Monday, December 14, 2009

Community Life of the Beguines

As I progress through the little volume titled, "Deaconesses in Europe and Their Lessons for America" (by Jane Marie Bancroft), I am fascinated to discover that even though the office of deaconess may not have been continuously present in either the Eastern or Western Churches, there were many ways (outside of convents) in which women were banding together to give service to God and their fellowman.

One case in point is the various communities of "Beguines," who are known to have lived from the 12th century onward, in the Netherlands, in Belgium, along the Rhine River, in Switzerland, and in eastern France. During the first half of the 13th Century, there were thousands of Beguines. For some reason they began to be persecuted, nuns disliked them, and the Pope withdrew his "protection" of them. At the time of the Reformation, many of these women became Protestant, but continued to resemble sisterhoods of Catholicism.

As for the life and work of the Beguines, Bancroft explains:

"As a rule they lived alone, in separate small houses build closely together and surrounded by a wall. Each house bore on its door the sign of the cross, and with every Beguine court there were invariably two large buildings - a church and a hospital; the one for the worship of the sisters, the other the field of their self-denying ministrations. At first they were in no wise distinguished in their dress from other women, but in time they wore a habit which varied in color with each establishment, but was generally blue, gray, or brown. The veil was invariably white. The sisters had to earn, or partly earn, their own livelihood. In the time remaining they rendered essential service in performing acts of charity. They received orphans to bring up and educate, taught little children, nursed the sick, performed the last offices for the dead, and bound themselves by good deeds closely with the lives of the people. They were in no sense isolated from the world, but lived busy, useful lives in the midst of the world. They could leave the community at any time, and after severing their connection with it were free to marry. They also retained control of their own property."

This strikes me as a pretty modern arrangement for women in the 13th-19th centuries! And except for the living together in groups of houses, pretty close to how some deaconess communities serve today.

1 comment:

  1. This is really interesting, as well. They sound like a sort of cross between deaconesses and widows.

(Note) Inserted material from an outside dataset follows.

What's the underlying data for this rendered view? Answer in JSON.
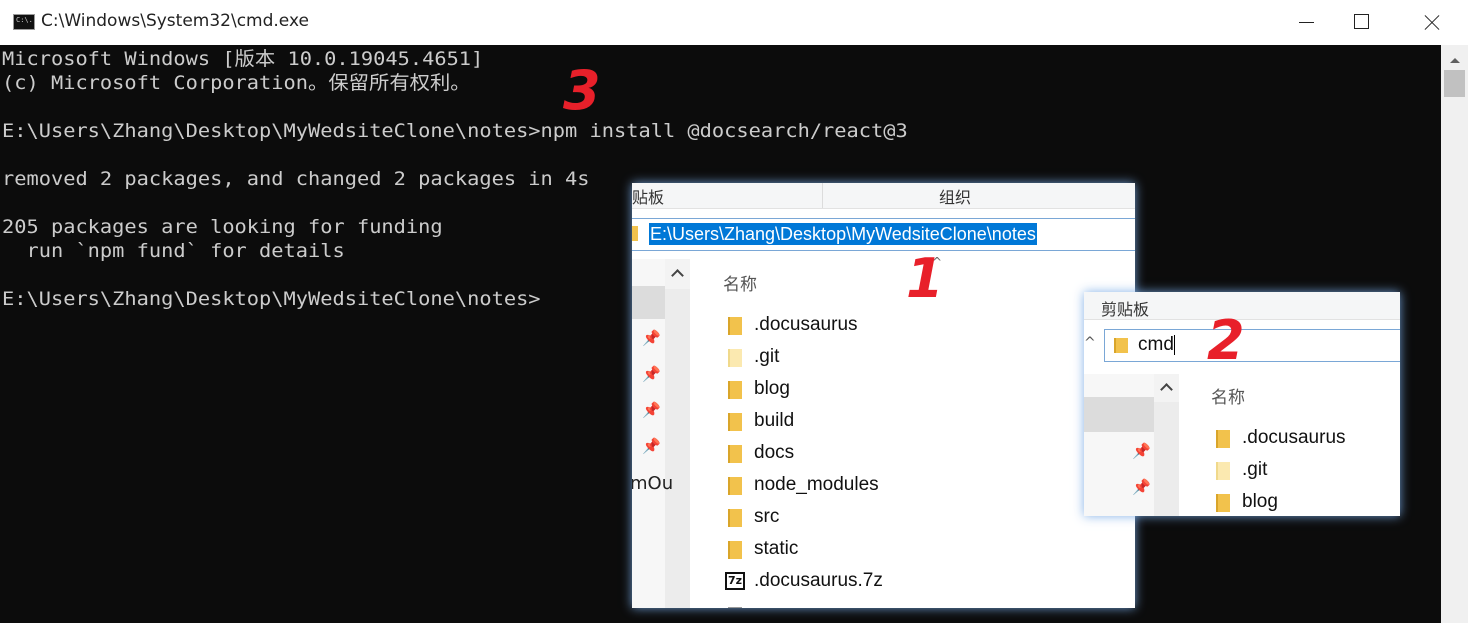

    Something you mentioned raised a question that I have kept meaning to ask but keep forgetting. You mentioned that in the Lutheran tradition, deaconesses are commissioned. Is there a particular reason why they (you) are no longer ordained or is it not a great difference from ordination? Please forgive my ignorance. I know that subtle nuances exist in these types of terminilogy (such as the cheirotonia and cheirothesia I mentioned on my blog) but I am not sufficiently familiar with the Lutheran tradition to know exactly where the distinctions fall and what the history is.

    Thank you. :-)